Non-Native Language Teachers
Non-native language teachers have often been viewed as an unavoidable fate of the profession, rather than an asset worth exploring and investigating. Now that non-natives are increasingly found teaching languages, and particularly English, both in ESL and EFL contexts, the identification of their specific contributions and their main strengths has become more relevant than ever.
As a result, there has recently been a surge of interest in the role of non-native teachers but little empirical research has been published so far. This volume is particularly rich in providing different approaches to the study of non-native teachers: NNS teachers as seen by students, teachers, graduate supervisors, and by themselves. It also contributes little explored perspectives, like classroom discourse analysis, or a social-psychological framework to discuss conceptions of NNS teachers.

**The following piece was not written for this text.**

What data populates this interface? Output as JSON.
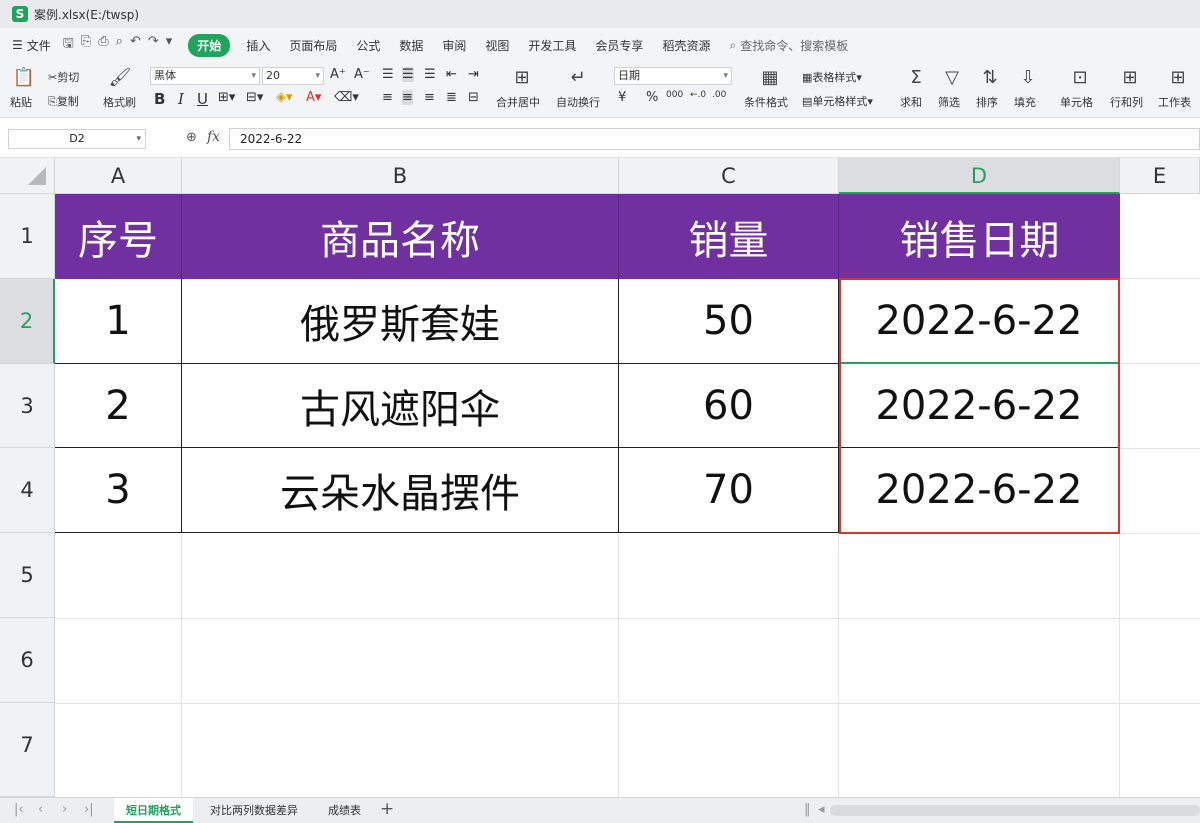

Exclusively deals with one of the most contemporary topics in TESOL, the role of the non-native teachers – with their strengths and weaknesses – in language teachingSince Braine’s 1999 volume, none had thoroughly dealt with this topicBuilds on the precious one by presenting original research, most of it based on recent and innovative empirical data obtained by leading specialists working in a wide range of countries (the United States, Canada, Brazil, Europe, Israel, Hong Kong…) including both EFL and ESL settingsOrganized in five sections that clearly set up the stage with clear and provocative theoretical claims, and cover as well all the possible perspectives on non-native teachers, including teachers’ self-perceptions, students’ views, accounts of teacher trainees in TESOL graduate programs, and the observation of experienced teachers